An assistant professor of political science at the University of North Texas says that, clearly, media coverage of the candidates and poll results are functions, in part, of name recognition.

"Naturally, the prospects of having a female or minority nominee for the first time are real, and this drives some of the interest in Clinton and Obama right now," says Dr. Matthew Eshbaugh-Soha, who teaches a course on the presidency and has conducted research on public opinion about U.S. presidents and presidential campaigns. "People are responding to polls based on the only thing they really know about candidates. It is not policy, save for general statements on Iraq, but whether they recognize that person's name and whether they can make a determination to support one candidate or another."

He points out that most Americans have not chosen a candidate to support, so media coverage is driven not only by name recognition, but also fund raising - actual or potential - and gaffes or mistakes, such as Democratic Sen. Joe Biden describing Obama as "the first mainstream African-American who is articulate and bright and clean and a nice-looking guy" earlier this month. Biden's remark offended some who viewed it as racist.

Eshbaugh-Soha says campaign dynamics "will provide more information about candidates, and it is over the course of a campaign where voters will solidify their support, based on other factors than name recognition."

"Since a lot of the attention that we see right now will not directly help a candidate win votes next January and February, though it may help indirectly as media attention leads to fund raising, some of the lesser known candidates are not really disadvantaged," he says. "They have an opportunity to make a name for themselves and exceed expectations.

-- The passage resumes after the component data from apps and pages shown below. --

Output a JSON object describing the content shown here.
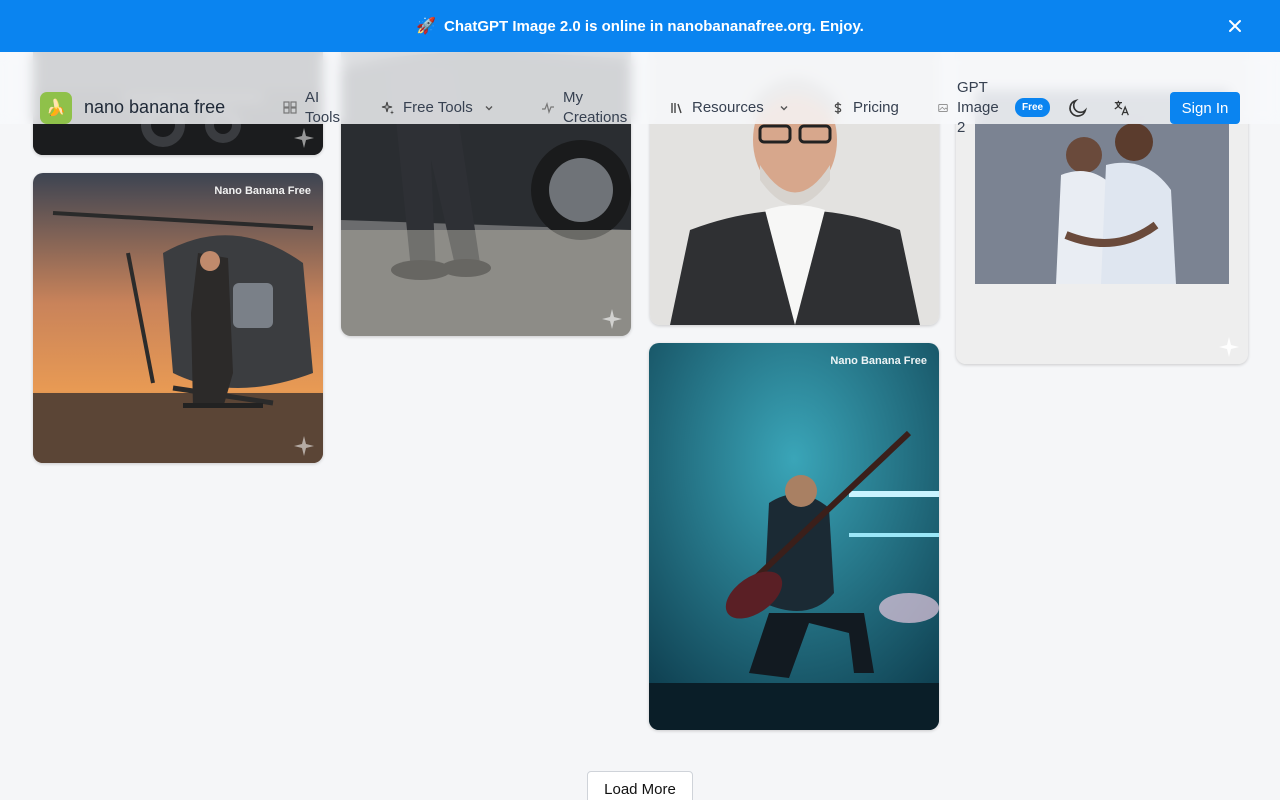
{
  "announcement": {
    "text": "ChatGPT Image 2.0 is online in nanobananafree.org. Enjoy.",
    "rocket": "🚀"
  },
  "brand": {
    "name": "nano banana free",
    "logo_glyph": "🍌"
  },
  "nav": {
    "ai_tools": [
      "AI",
      "Tools"
    ],
    "free_tools": "Free Tools",
    "my_creations": [
      "My",
      "Creations"
    ],
    "resources": "Resources",
    "pricing": "Pricing",
    "gpt_image": [
      "GPT",
      "Image",
      "2"
    ],
    "free_badge": "Free"
  },
  "actions": {
    "sign_in": "Sign In",
    "load_more": "Load More"
  },
  "gallery": {
    "watermark": "Nano Banana Free"
  },
  "colors": {
    "accent": "#0a84f0",
    "logo_bg": "#8fc14a",
    "background": "#f5f6f8"
  },
  "icons": [
    "close-icon",
    "grid-icon",
    "sparkles-icon",
    "activity-icon",
    "library-icon",
    "dollar-icon",
    "image-icon",
    "moon-icon",
    "translate-icon",
    "chevron-down-icon",
    "sparkle-icon"
  ]
}
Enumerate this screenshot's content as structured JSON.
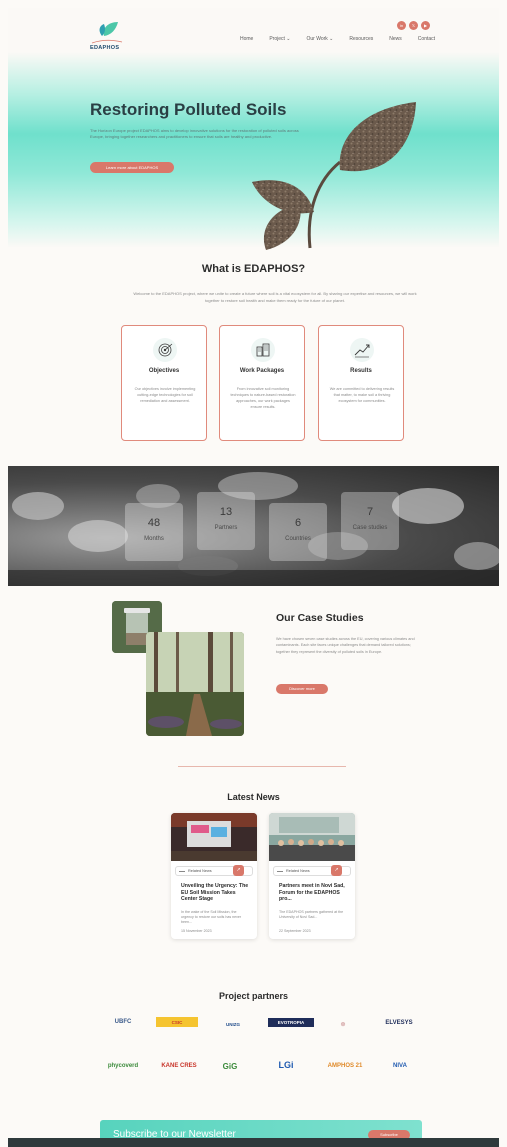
{
  "header": {
    "logo_text": "EDAPHOS",
    "nav": [
      {
        "label": "Home"
      },
      {
        "label": "Project ⌄"
      },
      {
        "label": "Our Work ⌄"
      },
      {
        "label": "Resources"
      },
      {
        "label": "News"
      },
      {
        "label": "Contact"
      }
    ],
    "socials": [
      "in",
      "𝕏",
      "▶"
    ]
  },
  "hero": {
    "title": "Restoring Polluted Soils",
    "text": "The Horizon Europe project EDAPHOS aims to develop innovative solutions for the restoration of polluted soils across Europe, bringing together researchers and practitioners to ensure that soils are healthy and productive.",
    "button": "Learn more about EDAPHOS"
  },
  "what": {
    "title": "What is EDAPHOS?",
    "text": "Welcome to the EDAPHOS project, where we unite to create a future where soil is a vital ecosystem for all. By sharing our expertise and resources, we will work together to restore soil health and make them ready for the future of our planet."
  },
  "cards": [
    {
      "title": "Objectives",
      "text": "Our objectives involve implementing cutting-edge technologies for soil remediation and assessment."
    },
    {
      "title": "Work Packages",
      "text": "From innovative soil monitoring techniques to nature-based restoration approaches, our work packages ensure results."
    },
    {
      "title": "Results",
      "text": "We are committed to delivering results that matter, to make soil a thriving ecosystem for communities."
    }
  ],
  "stats": [
    {
      "num": "48",
      "label": "Months"
    },
    {
      "num": "13",
      "label": "Partners"
    },
    {
      "num": "6",
      "label": "Countries"
    },
    {
      "num": "7",
      "label": "Case studies"
    }
  ],
  "case_studies": {
    "title": "Our Case Studies",
    "text": "We have chosen seven case studies across the EU, covering various climates and contaminants. Each site faces unique challenges that demand tailored solutions; together they represent the diversity of polluted soils in Europe.",
    "button": "Discover more"
  },
  "news": {
    "title": "Latest News",
    "items": [
      {
        "tag": "Related News",
        "arrow": "↗",
        "headline": "Unveiling the Urgency: The EU Soil Mission Takes Center Stage",
        "excerpt": "In the wake of the Soil Mission, the urgency to restore our soils has never been...",
        "date": "15 November 2023"
      },
      {
        "tag": "Related News",
        "arrow": "↗",
        "headline": "Partners meet in Novi Sad, Forum for the EDAPHOS pro...",
        "excerpt": "The EDAPHOS partners gathered at the University of Novi Sad...",
        "date": "22 September 2023"
      }
    ]
  },
  "partners": {
    "title": "Project partners",
    "logos": [
      {
        "name": "UBFC",
        "color": "#3b5a8a"
      },
      {
        "name": "CSIC",
        "color": "#c8352a"
      },
      {
        "name": "UNIZG",
        "color": "#1f4b8a"
      },
      {
        "name": "EVOTROPIA",
        "color": "#ffffff",
        "bg": "#1f2d5a"
      },
      {
        "name": "⊛",
        "color": "#d9b0b0"
      },
      {
        "name": "ELVESYS",
        "color": "#1f2d5a"
      },
      {
        "name": "phycoverd",
        "color": "#3b8a3b"
      },
      {
        "name": "KANE CRES",
        "color": "#c8352a"
      },
      {
        "name": "GiG",
        "color": "#3b8a3b"
      },
      {
        "name": "LGi",
        "color": "#1f5ab0"
      },
      {
        "name": "AMPHOS 21",
        "color": "#e08a2a"
      },
      {
        "name": "NIVA",
        "color": "#1f5ab0"
      }
    ]
  },
  "newsletter": {
    "title": "Subscribe to our Newsletter",
    "button": "Subscribe"
  },
  "colors": {
    "accent": "#d9786a",
    "teal": "#6fe0cc",
    "text_dark": "#2b2b2b"
  }
}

A lot of this early attention on Clinton, Obama and (former New York City Mayor Rudy) Giuliani, is raising their expectations for winning."

A second-place finish in the Iowa caucuses a year from now may hurt these candidates with great name recognition, he says, but a second-place finish in Iowa by a lesser-known candidate, such as New Mexico Gov. and Democrat Bill Richardson, "would be exceeding expectations, which may lead to momentum, more money, media attention and, perhaps, a primary victory."

"There is plenty of time," Eshbaugh-Soha says. "Although I have already written off some candidates, other lesser known candidates will rise to compete with the perceived front-runners right now. And some of the front-runners that we see today - Giuliani comes to mind - may not win anything."

UNT News Service Phone Number: (940) 565-2108

Category:

Latest News

Thursday, July 24, 2014

Gulin "Eva" Gelogullari, native of the Black Sea Region of the Republic of Turkey, was named the Outstanding Foreign Student in North Texas for 2014 and awarded $2,500 scholarship

Monday, July 21, 2014

New UNT class explores dynamics of working with family.

Lynn Seaton
Monday, July 21, 2014

UNT College of Music jazz bass professor Lynn Seaton has been named a 2014-15 Fulbright Scholar and will depart in August for Latvia, where he will teach for the fall 2014 semester.

Monday, July 21, 2014

While the most elite college and university baseball players in the U.S. head to Omaha every summer for the College World Series, some of the most accomplished Hispanic high school seniors in the U.S. play their own series every summer -- the Collegiate World Series offered by the National Hispanic Institute, a nonprofit organization based in Texas.

Thursday, July 17, 2014

Trace the steps of Charles Dickens' famous characters, uncover clues about notorious crimes and explore the spookiest spots of London and Paris in three new trips offered through the University of North Texas' Travel-Learn program, designed to blend learning with leisure travel.